The disputed domain name consists of the dominant part of the Complainant's name, and the Complainant's trademark with the addition of the word "car", a word which is indicative of the business in which the Complainant operates. As discussed above, there is no evidence that the Respondent has any rights or legitimate interests in the disputed domain name nor that it operates any business for which the word "car" would be relevant. Indeed in the Respondent's reply to the Complainant's letter of demand, the Respondent's Registrant Contact, Tom O'Donnell, states that the Respondent was not in the automotive leasing or rental business and that it held the disputed domain name for another activity. He has not given any indication of what that activity might be. His comment in that letter that "I note in passing that there is no Dollar rental car in Australia" is difficult to credit having regard to the Complainant's demonstrated prominent use and public display of its DOLLAR name and trademark in Australia, and in the Sydney area in particular. The Respondent had the opportunity to provide evidence to justify its choice of the disputed domain name but it has failed to do so. The Panel is therefore left with the inference that the Respondent was unable to do so, see Reuters Limited v. Global Net 2000, Inc, WIPO Case No. D2000-0441 (a decision under the corresponding provision of the Uniform Domain Name Dispute Resolution Policy).
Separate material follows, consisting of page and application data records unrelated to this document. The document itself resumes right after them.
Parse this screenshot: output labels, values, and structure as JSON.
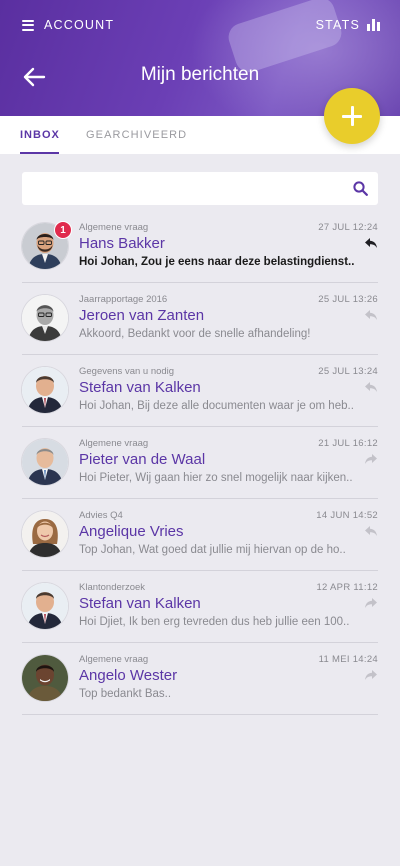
{
  "header": {
    "menu_label": "ACCOUNT",
    "stats_label": "STATS",
    "title": "Mijn berichten",
    "accent": "#5b36a6",
    "fab_color": "#e9cd2b"
  },
  "tabs": [
    {
      "label": "INBOX",
      "active": true
    },
    {
      "label": "GEARCHIVEERD",
      "active": false
    }
  ],
  "search": {
    "placeholder": "",
    "value": ""
  },
  "messages": [
    {
      "subject": "Algemene vraag",
      "date": "27 JUL 12:24",
      "sender": "Hans Bakker",
      "preview": "Hoi Johan, Zou je eens naar deze belastingdienst..",
      "unread": true,
      "badge": "1",
      "action": "reply-dark",
      "avatar": "man-glasses-beard"
    },
    {
      "subject": "Jaarrapportage 2016",
      "date": "25 JUL 13:26",
      "sender": "Jeroen van Zanten",
      "preview": "Akkoord, Bedankt voor de snelle afhandeling!",
      "unread": false,
      "action": "reply",
      "avatar": "man-grey-portrait"
    },
    {
      "subject": "Gegevens van u nodig",
      "date": "25 JUL 13:24",
      "sender": "Stefan van Kalken",
      "preview": "Hoi Johan, Bij deze alle documenten waar je om heb..",
      "unread": false,
      "action": "reply",
      "avatar": "man-suit"
    },
    {
      "subject": "Algemene vraag",
      "date": "21 JUL 16:12",
      "sender": "Pieter van de Waal",
      "preview": "Hoi Pieter, Wij gaan hier zo snel mogelijk naar kijken..",
      "unread": false,
      "action": "forward",
      "avatar": "man-suit-blue"
    },
    {
      "subject": "Advies Q4",
      "date": "14 JUN 14:52",
      "sender": "Angelique Vries",
      "preview": "Top Johan, Wat goed dat jullie mij hiervan op de ho..",
      "unread": false,
      "action": "reply",
      "avatar": "woman-smiling"
    },
    {
      "subject": "Klantonderzoek",
      "date": "12 APR 11:12",
      "sender": "Stefan van Kalken",
      "preview": "Hoi Djiet, Ik ben erg tevreden dus heb jullie een 100..",
      "unread": false,
      "action": "forward",
      "avatar": "man-suit"
    },
    {
      "subject": "Algemene vraag",
      "date": "11 MEI 14:24",
      "sender": "Angelo Wester",
      "preview": "Top bedankt Bas..",
      "unread": false,
      "action": "forward",
      "avatar": "man-dark-smiling"
    }
  ]
}
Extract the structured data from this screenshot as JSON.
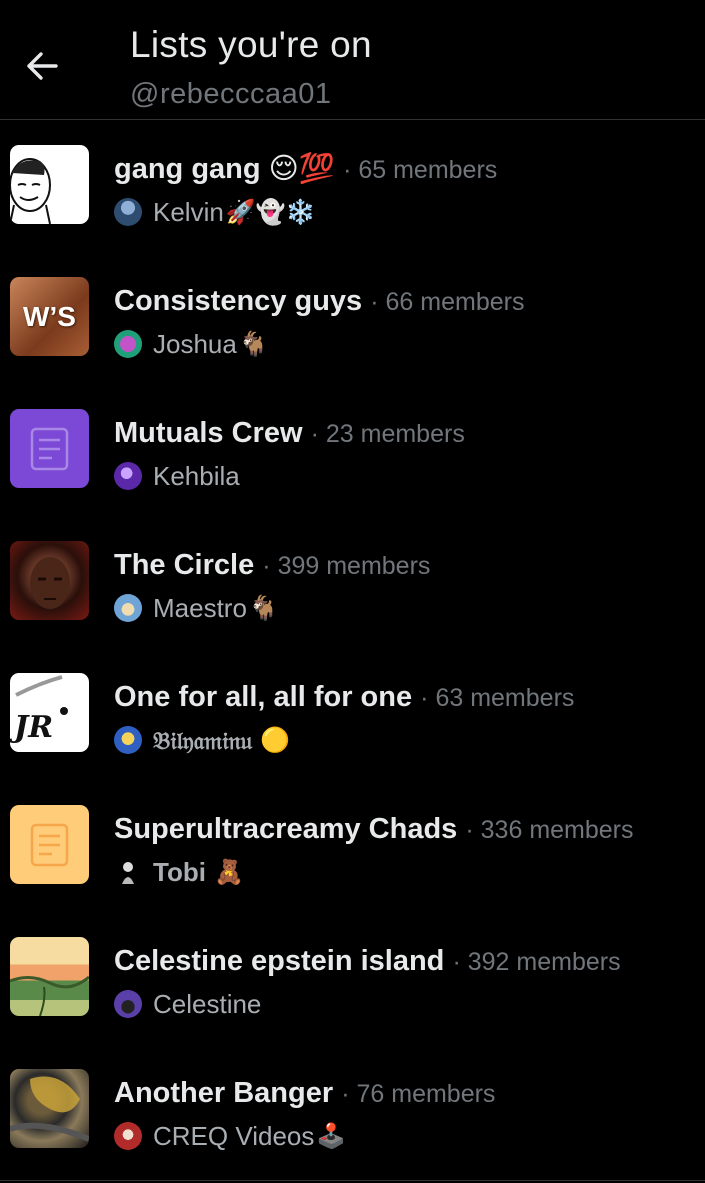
{
  "header": {
    "title": "Lists you're on",
    "handle": "@rebecccaa01"
  },
  "member_suffix": "members",
  "lists": [
    {
      "name": "gang gang 😌💯",
      "members": "65 members",
      "owner": "Kelvin",
      "owner_emoji": "🚀👻❄️",
      "thumb": "sketch-face",
      "avatar_color": "#4a6a8a"
    },
    {
      "name": "Consistency guys",
      "members": "66 members",
      "owner": "Joshua",
      "owner_emoji": "🐐",
      "thumb": "ws-logo",
      "avatar_color": "#2aa37a"
    },
    {
      "name": "Mutuals Crew",
      "members": "23 members",
      "owner": "Kehbila",
      "owner_emoji": "",
      "thumb": "default-list-purple",
      "avatar_color": "#6a3bbf"
    },
    {
      "name": "The Circle",
      "members": "399 members",
      "owner": "Maestro",
      "owner_emoji": "🐐",
      "thumb": "portrait-red",
      "avatar_color": "#d8c48a"
    },
    {
      "name": "One for all, all for one",
      "members": "63 members",
      "owner": "𝔅𝔦𝔩𝔶𝔞𝔪𝔦𝔫𝔲",
      "owner_emoji": "🟡",
      "thumb": "jr-logo",
      "avatar_color": "#3b6fd1"
    },
    {
      "name": "Superultracreamy Chads",
      "members": "336 members",
      "owner": "Tobi",
      "owner_emoji": "🧸",
      "thumb": "default-list-yellow",
      "avatar_color": "#cfcfcf"
    },
    {
      "name": "Celestine epstein island",
      "members": "392 members",
      "owner": "Celestine",
      "owner_emoji": "",
      "thumb": "landscape",
      "avatar_color": "#5b3fa8"
    },
    {
      "name": "Another Banger",
      "members": "76 members",
      "owner": "CREQ Videos",
      "owner_emoji": "🕹️",
      "thumb": "gold-texture",
      "avatar_color": "#b22b2b"
    }
  ]
}
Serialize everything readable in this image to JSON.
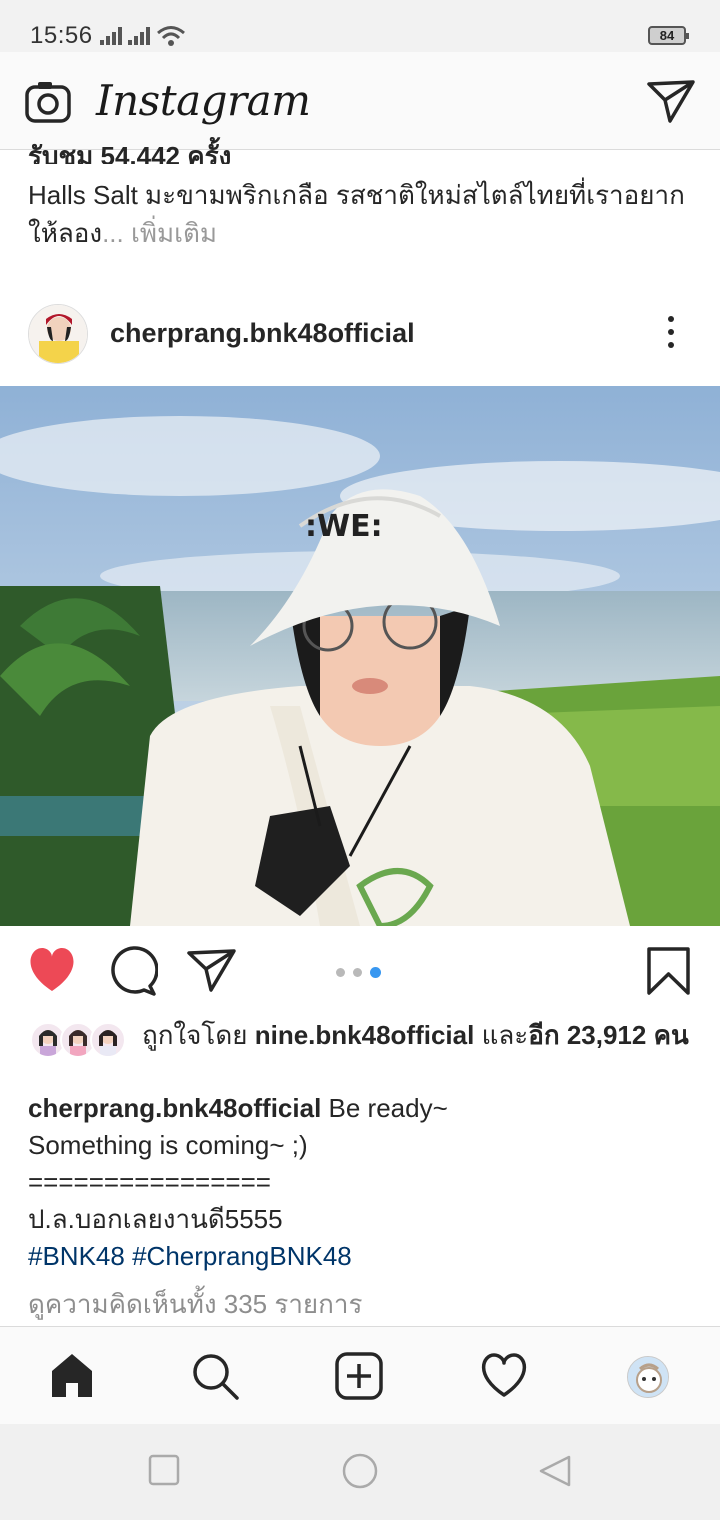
{
  "status_bar": {
    "time": "15:56",
    "battery": "84"
  },
  "header": {
    "app_name": "Instagram",
    "camera_icon": "camera-icon",
    "direct_icon": "paper-plane-icon"
  },
  "previous_post": {
    "cut_text": "รับชม 54,442 ครั้ง",
    "caption": "Halls Salt มะขามพริกเกลือ รสชาติใหม่สไตล์ไทยที่เราอยากให้ลอง",
    "ellipsis": "...",
    "more_label": " เพิ่มเติม"
  },
  "post": {
    "username": "cherprang.bnk48official",
    "options_icon": "more-vertical-icon",
    "photo_alt": "Selfie with white bucket hat and glasses at seaside",
    "carousel": {
      "count": 3,
      "active": 3
    },
    "liked_by_prefix": "ถูกใจโดย ",
    "liked_by_user": "nine.bnk48official",
    "liked_by_mid": " และ",
    "liked_by_others": "อีก 23,912 คน",
    "caption_user": "cherprang.bnk48official",
    "caption_line1": " Be ready~",
    "caption_line2": "Something is coming~ ;)",
    "caption_line3": "================",
    "caption_line4": "ป.ล.บอกเลยงานดี5555",
    "hashtag1": "#BNK48",
    "hashtag2": "#CherprangBNK48",
    "view_comments": "ดูความคิดเห็นทั้ง 335 รายการ"
  },
  "colors": {
    "like_red": "#ed4956",
    "link_blue": "#003569",
    "carousel_active": "#3897f0"
  },
  "bottom_nav": {
    "items": [
      "home-icon",
      "search-icon",
      "add-post-icon",
      "activity-heart-icon",
      "profile-avatar"
    ]
  },
  "system_nav": {
    "items": [
      "recent-apps-icon",
      "home-circle-icon",
      "back-icon"
    ]
  }
}
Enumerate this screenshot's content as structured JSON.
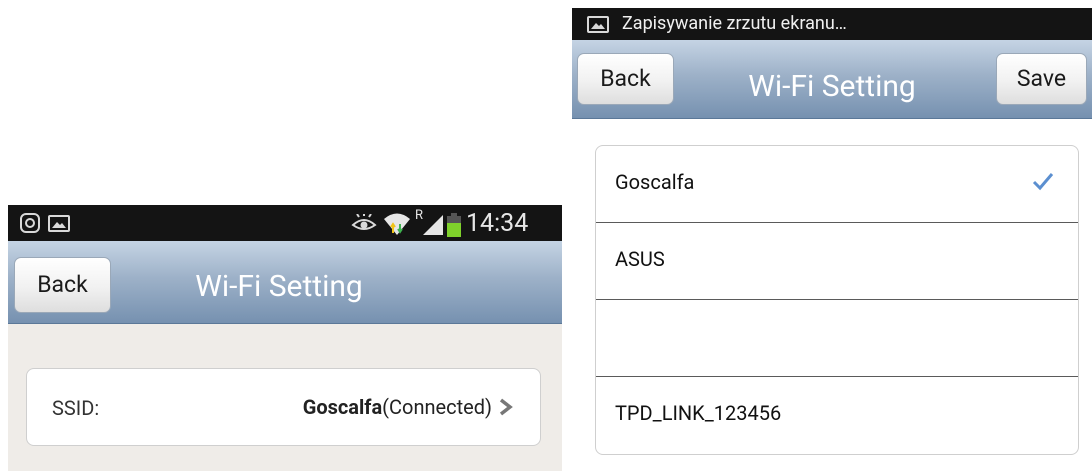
{
  "left_screen": {
    "status_bar": {
      "time": "14:34",
      "icons": [
        "screen-capture-icon",
        "image-icon",
        "eye-icon",
        "wifi-icon",
        "roaming-indicator",
        "signal-icon",
        "battery-icon"
      ],
      "roaming": "R"
    },
    "navbar": {
      "back_label": "Back",
      "title": "Wi-Fi Setting"
    },
    "ssid_card": {
      "label": "SSID:",
      "network": "Goscalfa",
      "status": "(Connected)"
    }
  },
  "right_screen": {
    "status_bar": {
      "notification": "Zapisywanie zrzutu ekranu…"
    },
    "navbar": {
      "back_label": "Back",
      "title": "Wi-Fi Setting",
      "save_label": "Save"
    },
    "networks": [
      {
        "name": "Goscalfa",
        "selected": true
      },
      {
        "name": "ASUS",
        "selected": false
      },
      {
        "name": "",
        "selected": false
      },
      {
        "name": "TPD_LINK_123456",
        "selected": false
      }
    ]
  },
  "colors": {
    "status_bar": "#141414",
    "navbar_top": "#c5d4e4",
    "navbar_bottom": "#7691b0",
    "page_background": "#efece8",
    "checkmark": "#5b8fd0",
    "battery": "#7fd12b"
  }
}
Further, there is nothing in the material before the Panel which would appear to justify the Respondent's warranty that it satisfied the eligibility criteria for registration of the disputed domain name in the ".com.au" domain. The disputed domain name is not an exact match, abbreviation or acronym of the Respondent's name nor is otherwise closely and substantially connected to the Respondent or any business which it operates. The Respondent therefore does not appear to have validly warranted at the time the application for registration of the disputed domain name that it satisfied the eligibility criteria.
The Panel therefore finds that the Respondent registered the disputed domain name in bad faith.
In terms of the .auDRP, in the light of that finding it is unnecessary to consider whether or not the disputed domain name has been used in bad faith.
The Complainant has requested transfer of the disputed domain name. It is a United States corporation, however, it is clear from the evidence that it operates in Australia and holds trademark registrations in Australia for the trademark DOLLAR. The Complainant therefore appears to be eligible to hold the disputed domain name.
For all the foregoing reasons, in accordance with Paragraphs 4(i) of the Policy and 15 of the Rules, the Panel orders that the disputed domain name <dollarcar.com.au> be transferred to the Complainant.
Desmond J. Ryan AM
Date: June 29, 2016